**Supplied data**
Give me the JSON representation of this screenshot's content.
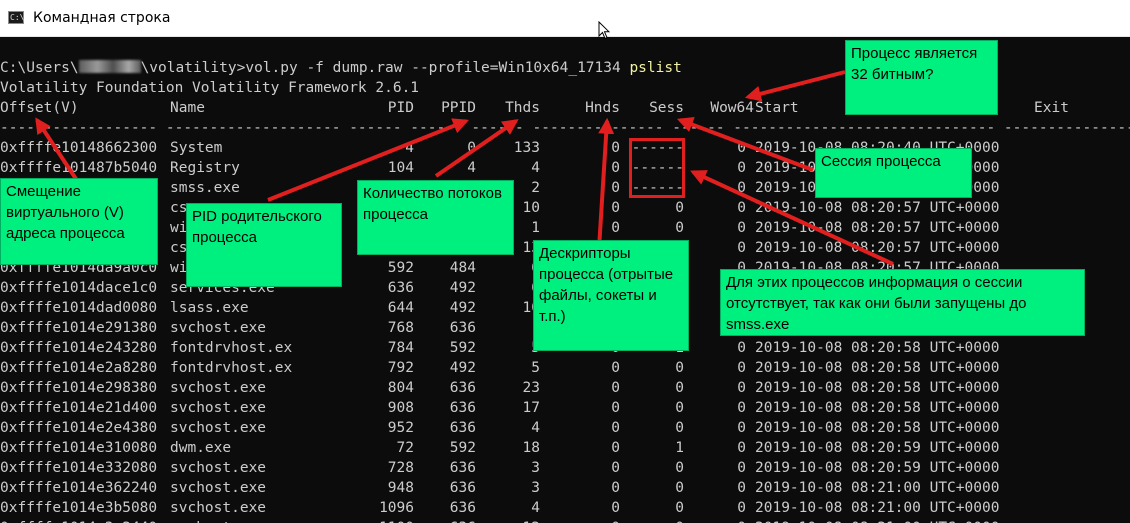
{
  "window": {
    "title": "Командная строка",
    "icon": "cmd-icon"
  },
  "prompt": {
    "path_start": "C:\\Users\\",
    "path_end": "\\volatility>",
    "command": "vol.py -f dump.raw --profile=Win10x64_17134 ",
    "plugin": "pslist"
  },
  "banner": "Volatility Foundation Volatility Framework 2.6.1",
  "table": {
    "headers": [
      "Offset(V)",
      "Name",
      "PID",
      "PPID",
      "Thds",
      "Hnds",
      "Sess",
      "Wow64",
      "Start",
      "Exit"
    ],
    "separator": "------------------ -------------------- ------ ------ ------ -------- ------ ------ ------------------------------ ------------------------------",
    "rows": [
      [
        "0xffffe10148662300",
        "System",
        "4",
        "0",
        "133",
        "0",
        "------",
        "0",
        "2019-10-08 08:20:40 UTC+0000"
      ],
      [
        "0xffffe101487b5040",
        "Registry",
        "104",
        "4",
        "4",
        "0",
        "------",
        "0",
        "2019-10-08 08:20:57 UTC+0000"
      ],
      [
        "0xffffe1014924e040",
        "smss.exe",
        "",
        "",
        "2",
        "0",
        "------",
        "0",
        "2019-10-08 08:20:57 UTC+0000"
      ],
      [
        "0xffffe1014c83f080",
        "csrss.exe",
        "",
        "",
        "10",
        "0",
        "0",
        "0",
        "2019-10-08 08:20:57 UTC+0000"
      ],
      [
        "0xffffe1014d4f3080",
        "wininit.exe",
        "",
        "",
        "1",
        "0",
        "0",
        "0",
        "2019-10-08 08:20:57 UTC+0000"
      ],
      [
        "0xffffe1014d8a2080",
        "csrss.exe",
        "",
        "",
        "13",
        "0",
        "1",
        "0",
        "2019-10-08 08:20:57 UTC+0000"
      ],
      [
        "0xffffe1014da9a0c0",
        "winlogon.exe",
        "592",
        "484",
        "6",
        "0",
        "1",
        "0",
        "2019-10-08 08:20:57 UTC+0000"
      ],
      [
        "0xffffe1014dace1c0",
        "services.exe",
        "636",
        "492",
        "6",
        "0",
        "0",
        "0",
        "2019-10-08 08:20:57 UTC+0000"
      ],
      [
        "0xffffe1014dad0080",
        "lsass.exe",
        "644",
        "492",
        "10",
        "0",
        "0",
        "0",
        "2019-10-08 08:20:57 UTC+0000"
      ],
      [
        "0xffffe1014e291380",
        "svchost.exe",
        "768",
        "636",
        "1",
        "0",
        "0",
        "0",
        "2019-10-08 08:20:58 UTC+0000"
      ],
      [
        "0xffffe1014e243280",
        "fontdrvhost.ex",
        "784",
        "592",
        "5",
        "0",
        "1",
        "0",
        "2019-10-08 08:20:58 UTC+0000"
      ],
      [
        "0xffffe1014e2a8280",
        "fontdrvhost.ex",
        "792",
        "492",
        "5",
        "0",
        "0",
        "0",
        "2019-10-08 08:20:58 UTC+0000"
      ],
      [
        "0xffffe1014e298380",
        "svchost.exe",
        "804",
        "636",
        "23",
        "0",
        "0",
        "0",
        "2019-10-08 08:20:58 UTC+0000"
      ],
      [
        "0xffffe1014e21d400",
        "svchost.exe",
        "908",
        "636",
        "17",
        "0",
        "0",
        "0",
        "2019-10-08 08:20:58 UTC+0000"
      ],
      [
        "0xffffe1014e2e4380",
        "svchost.exe",
        "952",
        "636",
        "4",
        "0",
        "0",
        "0",
        "2019-10-08 08:20:58 UTC+0000"
      ],
      [
        "0xffffe1014e310080",
        "dwm.exe",
        "72",
        "592",
        "18",
        "0",
        "1",
        "0",
        "2019-10-08 08:20:59 UTC+0000"
      ],
      [
        "0xffffe1014e332080",
        "svchost.exe",
        "728",
        "636",
        "3",
        "0",
        "0",
        "0",
        "2019-10-08 08:20:59 UTC+0000"
      ],
      [
        "0xffffe1014e362240",
        "svchost.exe",
        "948",
        "636",
        "3",
        "0",
        "0",
        "0",
        "2019-10-08 08:21:00 UTC+0000"
      ],
      [
        "0xffffe1014e3b5080",
        "svchost.exe",
        "1096",
        "636",
        "4",
        "0",
        "0",
        "0",
        "2019-10-08 08:21:00 UTC+0000"
      ],
      [
        "0xffffe1014e3c2440",
        "svchost.exe",
        "1100",
        "636",
        "12",
        "0",
        "0",
        "0",
        "2019-10-08 08:21:00 UTC+0000"
      ]
    ]
  },
  "annotations": {
    "offset": "Смещение виртуального (V) адреса процесса",
    "ppid": "PID родительского процесса",
    "threads": "Количество потоков процесса",
    "handles": "Дескрипторы процесса (отрытые файлы, сокеты и т.п.)",
    "session": "Сессия процесса",
    "wow64": "Процесс является 32 битным?",
    "no_session": "Для этих процессов информация о сессии отсутствует, так как они были запущены до smss.exe"
  },
  "colors": {
    "background": "#0c0c0c",
    "text": "#cccccc",
    "note_bg": "#00f080",
    "arrow": "#e21f1f",
    "plugin_text": "#f1f1a0"
  }
}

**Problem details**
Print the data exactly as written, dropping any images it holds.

**Answer box**
Give me the JSON representation of this screenshot's content.
{
  "window": {
    "title": "Командная строка",
    "icon": "cmd-icon"
  },
  "prompt": {
    "path_start": "C:\\Users\\",
    "path_end": "\\volatility>",
    "command": "vol.py -f dump.raw --profile=Win10x64_17134 ",
    "plugin": "pslist"
  },
  "banner": "Volatility Foundation Volatility Framework 2.6.1",
  "table": {
    "headers": [
      "Offset(V)",
      "Name",
      "PID",
      "PPID",
      "Thds",
      "Hnds",
      "Sess",
      "Wow64",
      "Start",
      "Exit"
    ],
    "separator": "------------------ -------------------- ------ ------ ------ -------- ------ ------ ------------------------------ ------------------------------",
    "rows": [
      [
        "0xffffe10148662300",
        "System",
        "4",
        "0",
        "133",
        "0",
        "------",
        "0",
        "2019-10-08 08:20:40 UTC+0000"
      ],
      [
        "0xffffe101487b5040",
        "Registry",
        "104",
        "4",
        "4",
        "0",
        "------",
        "0",
        "2019-10-08 08:20:57 UTC+0000"
      ],
      [
        "0xffffe1014924e040",
        "smss.exe",
        "",
        "",
        "2",
        "0",
        "------",
        "0",
        "2019-10-08 08:20:57 UTC+0000"
      ],
      [
        "0xffffe1014c83f080",
        "csrss.exe",
        "",
        "",
        "10",
        "0",
        "0",
        "0",
        "2019-10-08 08:20:57 UTC+0000"
      ],
      [
        "0xffffe1014d4f3080",
        "wininit.exe",
        "",
        "",
        "1",
        "0",
        "0",
        "0",
        "2019-10-08 08:20:57 UTC+0000"
      ],
      [
        "0xffffe1014d8a2080",
        "csrss.exe",
        "",
        "",
        "13",
        "0",
        "1",
        "0",
        "2019-10-08 08:20:57 UTC+0000"
      ],
      [
        "0xffffe1014da9a0c0",
        "winlogon.exe",
        "592",
        "484",
        "6",
        "0",
        "1",
        "0",
        "2019-10-08 08:20:57 UTC+0000"
      ],
      [
        "0xffffe1014dace1c0",
        "services.exe",
        "636",
        "492",
        "6",
        "0",
        "0",
        "0",
        "2019-10-08 08:20:57 UTC+0000"
      ],
      [
        "0xffffe1014dad0080",
        "lsass.exe",
        "644",
        "492",
        "10",
        "0",
        "0",
        "0",
        "2019-10-08 08:20:57 UTC+0000"
      ],
      [
        "0xffffe1014e291380",
        "svchost.exe",
        "768",
        "636",
        "1",
        "0",
        "0",
        "0",
        "2019-10-08 08:20:58 UTC+0000"
      ],
      [
        "0xffffe1014e243280",
        "fontdrvhost.ex",
        "784",
        "592",
        "5",
        "0",
        "1",
        "0",
        "2019-10-08 08:20:58 UTC+0000"
      ],
      [
        "0xffffe1014e2a8280",
        "fontdrvhost.ex",
        "792",
        "492",
        "5",
        "0",
        "0",
        "0",
        "2019-10-08 08:20:58 UTC+0000"
      ],
      [
        "0xffffe1014e298380",
        "svchost.exe",
        "804",
        "636",
        "23",
        "0",
        "0",
        "0",
        "2019-10-08 08:20:58 UTC+0000"
      ],
      [
        "0xffffe1014e21d400",
        "svchost.exe",
        "908",
        "636",
        "17",
        "0",
        "0",
        "0",
        "2019-10-08 08:20:58 UTC+0000"
      ],
      [
        "0xffffe1014e2e4380",
        "svchost.exe",
        "952",
        "636",
        "4",
        "0",
        "0",
        "0",
        "2019-10-08 08:20:58 UTC+0000"
      ],
      [
        "0xffffe1014e310080",
        "dwm.exe",
        "72",
        "592",
        "18",
        "0",
        "1",
        "0",
        "2019-10-08 08:20:59 UTC+0000"
      ],
      [
        "0xffffe1014e332080",
        "svchost.exe",
        "728",
        "636",
        "3",
        "0",
        "0",
        "0",
        "2019-10-08 08:20:59 UTC+0000"
      ],
      [
        "0xffffe1014e362240",
        "svchost.exe",
        "948",
        "636",
        "3",
        "0",
        "0",
        "0",
        "2019-10-08 08:21:00 UTC+0000"
      ],
      [
        "0xffffe1014e3b5080",
        "svchost.exe",
        "1096",
        "636",
        "4",
        "0",
        "0",
        "0",
        "2019-10-08 08:21:00 UTC+0000"
      ],
      [
        "0xffffe1014e3c2440",
        "svchost.exe",
        "1100",
        "636",
        "12",
        "0",
        "0",
        "0",
        "2019-10-08 08:21:00 UTC+0000"
      ]
    ]
  },
  "annotations": {
    "offset": "Смещение виртуального (V) адреса процесса",
    "ppid": "PID родительского процесса",
    "threads": "Количество потоков процесса",
    "handles": "Дескрипторы процесса (отрытые файлы, сокеты и т.п.)",
    "session": "Сессия процесса",
    "wow64": "Процесс является 32 битным?",
    "no_session": "Для этих процессов информация о сессии отсутствует, так как они были запущены до smss.exe"
  },
  "colors": {
    "background": "#0c0c0c",
    "text": "#cccccc",
    "note_bg": "#00f080",
    "arrow": "#e21f1f",
    "plugin_text": "#f1f1a0"
  }
}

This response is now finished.